He grew up in rural Appalachia and went to Marshall University, where he earned his Psy.D.
Throughout his doctoral training and after getting licensed, he worked as a Behavioral Health Provider in integrated primary care—predominately working with addiction recovery programs.
After seeing so many people—patients, friends, and family—struggle to build their life around doing meaningful, purpose-driven work that fulfilled them, he started writing online to help people get more out of life through understanding and applying practical concepts from psychology.
In 2020, he became an Executive Coach through the College of Executive Coaching to make the mental shift away from the pathology model of clinical psychology and toward the wellness model of positive psychology and started offering personal and executive coaching services.

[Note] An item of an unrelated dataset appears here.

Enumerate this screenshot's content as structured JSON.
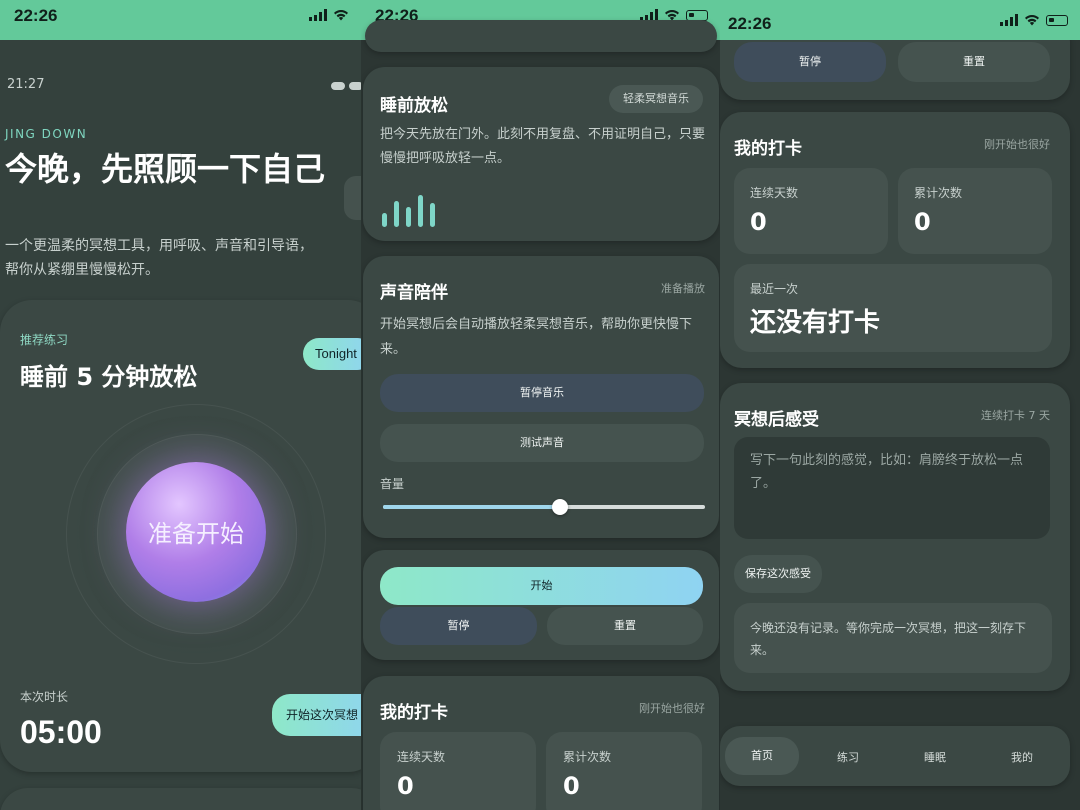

Now, he coaches entrepreneurs, content creators, and other driven individuals, and creates content to help people be more intentional with how they live, work, and create.His latest project is Intentional Life Design, a 5-week live cohort-based course focused on helping people overcome limiting beliefs, think bigger, and do work that matters.